There would seem to be no impropriety in entertaining and passing upon the motion. The mandate of this court on the determination of the appeal had been complied with by the entry of a judgment as directed. What occurred thereafter was new matter not presented nor involved on the appeal from the judgment and was first made to appear on the presentation of the motion. The return alleges that the sole ground of the refusal to hear and pass upon the motion was the opinion of the respondent that said superior court was without jurisdiction in the premises in this, that having been directed by this court on the determination of the appeal to enter a judgment for the plaintiff, all authority to set aside the judgment entered in accordance with the direction had ceased.

[1] Unquestionably the court, under the circumstances here presented, had and has the power to entertain and pass upon the motion. It has full power to determine whether the alleged error was clerical or judicial in character and, if clerical, to set aside the interlocutory decree, correct the error and enter judgment on the findings as corrected and conclusions of law to be drawn therefrom. (See Biaggi v. Ramont, 189 Cal. 675 [ 209 P. 892].) The form of the return has narrowed the issue to one of jurisdiction only. Consequently we do not feel justified in deciding, as urged by the petitioner, whether the showing made on the motion would require us to compel the granting of the same.

The peremptory writ should issue commanding the respondent to hear and pass upon the motion in question.

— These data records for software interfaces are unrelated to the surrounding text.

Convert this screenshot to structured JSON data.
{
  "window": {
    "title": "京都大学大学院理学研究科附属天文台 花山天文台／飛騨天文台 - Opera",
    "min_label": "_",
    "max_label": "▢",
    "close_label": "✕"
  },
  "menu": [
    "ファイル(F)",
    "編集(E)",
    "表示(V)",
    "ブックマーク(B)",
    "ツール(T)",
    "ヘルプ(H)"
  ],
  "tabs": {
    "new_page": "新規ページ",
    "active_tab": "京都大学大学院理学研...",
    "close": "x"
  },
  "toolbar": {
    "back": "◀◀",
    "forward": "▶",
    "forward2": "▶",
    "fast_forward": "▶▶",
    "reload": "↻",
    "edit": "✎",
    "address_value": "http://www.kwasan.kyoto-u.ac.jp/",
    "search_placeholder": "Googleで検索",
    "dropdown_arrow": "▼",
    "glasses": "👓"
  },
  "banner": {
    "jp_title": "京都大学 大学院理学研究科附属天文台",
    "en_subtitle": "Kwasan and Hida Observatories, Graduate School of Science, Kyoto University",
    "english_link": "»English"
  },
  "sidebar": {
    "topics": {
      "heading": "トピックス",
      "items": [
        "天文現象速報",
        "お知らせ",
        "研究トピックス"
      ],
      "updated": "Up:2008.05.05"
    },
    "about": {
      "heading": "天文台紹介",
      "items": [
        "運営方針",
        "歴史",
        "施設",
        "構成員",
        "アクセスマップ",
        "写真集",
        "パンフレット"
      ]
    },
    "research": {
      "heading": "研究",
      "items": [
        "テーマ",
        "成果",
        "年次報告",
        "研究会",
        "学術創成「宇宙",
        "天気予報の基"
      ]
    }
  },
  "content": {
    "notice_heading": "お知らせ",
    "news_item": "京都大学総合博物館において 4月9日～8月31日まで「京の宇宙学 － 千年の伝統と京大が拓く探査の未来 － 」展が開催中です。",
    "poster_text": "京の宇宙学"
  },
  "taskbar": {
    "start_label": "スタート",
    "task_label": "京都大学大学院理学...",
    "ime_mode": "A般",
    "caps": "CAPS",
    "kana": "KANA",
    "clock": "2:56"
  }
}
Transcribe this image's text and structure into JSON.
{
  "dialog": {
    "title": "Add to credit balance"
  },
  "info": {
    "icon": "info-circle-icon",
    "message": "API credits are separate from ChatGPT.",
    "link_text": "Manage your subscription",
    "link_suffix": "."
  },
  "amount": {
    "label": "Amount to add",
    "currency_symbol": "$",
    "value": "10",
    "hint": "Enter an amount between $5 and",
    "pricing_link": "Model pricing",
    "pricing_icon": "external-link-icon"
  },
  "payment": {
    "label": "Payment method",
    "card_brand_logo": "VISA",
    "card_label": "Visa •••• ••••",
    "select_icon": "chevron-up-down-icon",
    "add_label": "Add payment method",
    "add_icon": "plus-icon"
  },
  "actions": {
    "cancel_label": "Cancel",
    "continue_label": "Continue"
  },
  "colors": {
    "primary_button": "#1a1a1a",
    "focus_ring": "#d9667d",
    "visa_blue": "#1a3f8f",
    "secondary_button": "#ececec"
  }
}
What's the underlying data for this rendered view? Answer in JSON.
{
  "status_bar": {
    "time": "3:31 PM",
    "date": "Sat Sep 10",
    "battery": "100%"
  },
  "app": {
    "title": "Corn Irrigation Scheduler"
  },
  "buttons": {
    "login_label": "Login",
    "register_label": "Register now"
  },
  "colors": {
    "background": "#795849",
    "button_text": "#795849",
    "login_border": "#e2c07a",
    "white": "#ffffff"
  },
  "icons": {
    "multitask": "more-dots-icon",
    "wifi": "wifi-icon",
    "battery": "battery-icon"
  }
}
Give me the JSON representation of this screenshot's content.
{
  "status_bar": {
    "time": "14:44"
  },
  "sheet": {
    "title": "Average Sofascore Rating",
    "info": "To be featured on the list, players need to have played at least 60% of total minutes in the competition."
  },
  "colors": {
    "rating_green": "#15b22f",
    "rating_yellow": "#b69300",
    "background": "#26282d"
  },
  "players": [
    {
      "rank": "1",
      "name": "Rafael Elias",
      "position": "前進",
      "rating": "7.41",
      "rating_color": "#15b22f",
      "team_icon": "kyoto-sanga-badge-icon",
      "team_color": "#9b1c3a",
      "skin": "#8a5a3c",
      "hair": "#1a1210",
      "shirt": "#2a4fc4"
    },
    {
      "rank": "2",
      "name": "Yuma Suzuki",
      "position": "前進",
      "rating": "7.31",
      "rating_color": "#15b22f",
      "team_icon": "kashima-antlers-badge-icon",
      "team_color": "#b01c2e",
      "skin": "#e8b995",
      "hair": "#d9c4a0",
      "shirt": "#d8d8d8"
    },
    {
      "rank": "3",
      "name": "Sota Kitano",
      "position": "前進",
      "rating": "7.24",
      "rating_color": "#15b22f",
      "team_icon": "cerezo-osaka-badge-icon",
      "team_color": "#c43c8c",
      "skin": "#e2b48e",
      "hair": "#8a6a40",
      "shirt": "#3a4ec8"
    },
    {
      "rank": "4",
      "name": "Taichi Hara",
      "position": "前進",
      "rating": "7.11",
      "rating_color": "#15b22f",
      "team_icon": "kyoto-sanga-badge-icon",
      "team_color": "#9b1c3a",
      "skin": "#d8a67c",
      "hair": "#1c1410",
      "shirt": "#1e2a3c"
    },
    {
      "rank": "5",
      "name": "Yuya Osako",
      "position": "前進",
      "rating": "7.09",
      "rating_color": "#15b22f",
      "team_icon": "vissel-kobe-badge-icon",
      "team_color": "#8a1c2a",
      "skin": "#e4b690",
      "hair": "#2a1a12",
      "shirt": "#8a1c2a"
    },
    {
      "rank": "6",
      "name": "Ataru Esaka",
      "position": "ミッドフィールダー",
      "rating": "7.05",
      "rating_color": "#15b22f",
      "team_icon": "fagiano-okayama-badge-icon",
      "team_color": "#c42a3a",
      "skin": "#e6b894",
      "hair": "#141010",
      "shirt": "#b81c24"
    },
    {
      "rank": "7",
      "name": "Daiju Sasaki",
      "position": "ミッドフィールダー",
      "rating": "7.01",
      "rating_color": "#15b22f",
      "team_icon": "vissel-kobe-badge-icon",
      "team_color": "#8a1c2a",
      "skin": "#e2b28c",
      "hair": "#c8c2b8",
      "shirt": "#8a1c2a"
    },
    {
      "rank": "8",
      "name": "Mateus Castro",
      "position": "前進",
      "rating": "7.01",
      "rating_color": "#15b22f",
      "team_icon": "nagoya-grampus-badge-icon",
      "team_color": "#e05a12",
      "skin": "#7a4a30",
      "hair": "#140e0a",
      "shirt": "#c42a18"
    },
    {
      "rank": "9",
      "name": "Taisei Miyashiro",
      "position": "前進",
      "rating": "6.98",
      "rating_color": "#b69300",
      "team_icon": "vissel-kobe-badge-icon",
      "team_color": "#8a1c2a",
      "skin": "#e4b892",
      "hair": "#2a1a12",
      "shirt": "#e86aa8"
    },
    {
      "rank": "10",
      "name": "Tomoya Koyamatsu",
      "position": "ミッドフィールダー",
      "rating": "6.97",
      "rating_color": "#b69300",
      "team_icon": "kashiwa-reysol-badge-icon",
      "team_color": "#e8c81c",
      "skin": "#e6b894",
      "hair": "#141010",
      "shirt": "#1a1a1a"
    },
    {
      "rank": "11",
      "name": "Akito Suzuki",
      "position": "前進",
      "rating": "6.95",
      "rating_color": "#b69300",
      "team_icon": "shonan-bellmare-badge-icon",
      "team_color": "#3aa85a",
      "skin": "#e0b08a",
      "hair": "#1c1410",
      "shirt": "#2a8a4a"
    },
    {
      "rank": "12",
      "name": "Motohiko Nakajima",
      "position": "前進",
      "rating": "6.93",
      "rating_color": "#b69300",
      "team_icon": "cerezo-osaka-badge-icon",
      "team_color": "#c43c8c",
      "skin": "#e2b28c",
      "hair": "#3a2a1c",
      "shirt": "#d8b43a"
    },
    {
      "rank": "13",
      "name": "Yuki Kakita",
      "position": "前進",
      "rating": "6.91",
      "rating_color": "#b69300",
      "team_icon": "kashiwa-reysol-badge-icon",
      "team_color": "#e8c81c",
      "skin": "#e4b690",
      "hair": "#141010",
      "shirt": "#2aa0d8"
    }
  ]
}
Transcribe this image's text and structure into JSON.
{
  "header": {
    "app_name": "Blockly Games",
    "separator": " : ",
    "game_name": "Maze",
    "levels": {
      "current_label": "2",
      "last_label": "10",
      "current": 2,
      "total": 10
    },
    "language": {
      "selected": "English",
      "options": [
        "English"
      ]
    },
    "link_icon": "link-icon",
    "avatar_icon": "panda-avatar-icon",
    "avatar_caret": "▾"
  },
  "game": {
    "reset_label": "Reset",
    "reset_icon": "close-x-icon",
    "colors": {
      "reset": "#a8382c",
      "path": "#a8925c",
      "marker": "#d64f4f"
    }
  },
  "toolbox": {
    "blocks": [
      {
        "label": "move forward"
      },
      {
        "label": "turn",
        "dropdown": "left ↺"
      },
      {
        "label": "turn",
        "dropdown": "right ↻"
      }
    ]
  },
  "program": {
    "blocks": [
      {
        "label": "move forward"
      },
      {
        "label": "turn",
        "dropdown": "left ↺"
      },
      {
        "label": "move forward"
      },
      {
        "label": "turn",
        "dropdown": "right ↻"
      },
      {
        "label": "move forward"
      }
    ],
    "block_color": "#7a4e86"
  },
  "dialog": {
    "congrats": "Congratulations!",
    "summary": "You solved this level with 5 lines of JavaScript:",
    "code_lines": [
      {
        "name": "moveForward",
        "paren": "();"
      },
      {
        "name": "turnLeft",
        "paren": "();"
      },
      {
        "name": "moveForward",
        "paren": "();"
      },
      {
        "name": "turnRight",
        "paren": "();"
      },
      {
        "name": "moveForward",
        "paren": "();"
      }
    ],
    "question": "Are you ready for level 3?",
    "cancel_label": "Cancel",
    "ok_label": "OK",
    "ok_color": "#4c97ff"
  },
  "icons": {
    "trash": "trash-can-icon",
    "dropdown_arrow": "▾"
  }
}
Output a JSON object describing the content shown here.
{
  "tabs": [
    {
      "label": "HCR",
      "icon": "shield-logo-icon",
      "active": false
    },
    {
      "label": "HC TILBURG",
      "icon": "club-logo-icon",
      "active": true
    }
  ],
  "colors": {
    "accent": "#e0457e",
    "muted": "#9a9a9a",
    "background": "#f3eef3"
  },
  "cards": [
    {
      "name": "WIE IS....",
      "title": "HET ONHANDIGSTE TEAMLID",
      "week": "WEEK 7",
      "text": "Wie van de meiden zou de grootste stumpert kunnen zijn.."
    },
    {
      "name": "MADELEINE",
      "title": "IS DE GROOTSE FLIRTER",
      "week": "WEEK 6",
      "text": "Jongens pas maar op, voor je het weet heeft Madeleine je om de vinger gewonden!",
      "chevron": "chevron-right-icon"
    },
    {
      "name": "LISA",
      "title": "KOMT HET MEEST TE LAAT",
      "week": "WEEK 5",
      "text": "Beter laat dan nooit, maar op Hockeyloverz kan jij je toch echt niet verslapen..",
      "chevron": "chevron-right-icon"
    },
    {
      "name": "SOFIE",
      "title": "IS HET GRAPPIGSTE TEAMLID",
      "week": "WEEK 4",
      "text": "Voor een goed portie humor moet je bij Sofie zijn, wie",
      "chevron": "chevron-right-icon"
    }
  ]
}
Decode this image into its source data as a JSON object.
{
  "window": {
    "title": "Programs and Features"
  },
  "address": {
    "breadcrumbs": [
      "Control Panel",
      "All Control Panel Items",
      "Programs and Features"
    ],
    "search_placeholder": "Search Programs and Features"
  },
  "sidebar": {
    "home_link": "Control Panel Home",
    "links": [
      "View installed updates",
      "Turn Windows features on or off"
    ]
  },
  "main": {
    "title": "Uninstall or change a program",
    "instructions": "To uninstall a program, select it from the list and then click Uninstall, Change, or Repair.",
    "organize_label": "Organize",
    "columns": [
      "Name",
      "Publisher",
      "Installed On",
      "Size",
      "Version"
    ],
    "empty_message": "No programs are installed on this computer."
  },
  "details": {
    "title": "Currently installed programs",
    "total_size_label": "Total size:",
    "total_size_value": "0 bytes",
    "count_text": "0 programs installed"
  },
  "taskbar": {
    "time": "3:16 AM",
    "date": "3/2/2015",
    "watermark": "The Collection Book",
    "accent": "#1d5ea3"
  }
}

It is so ordered.

Richards, J., Langdon, J., Preston, J., Waste, C.J., Curtis, J., and Seawell, J., concurred.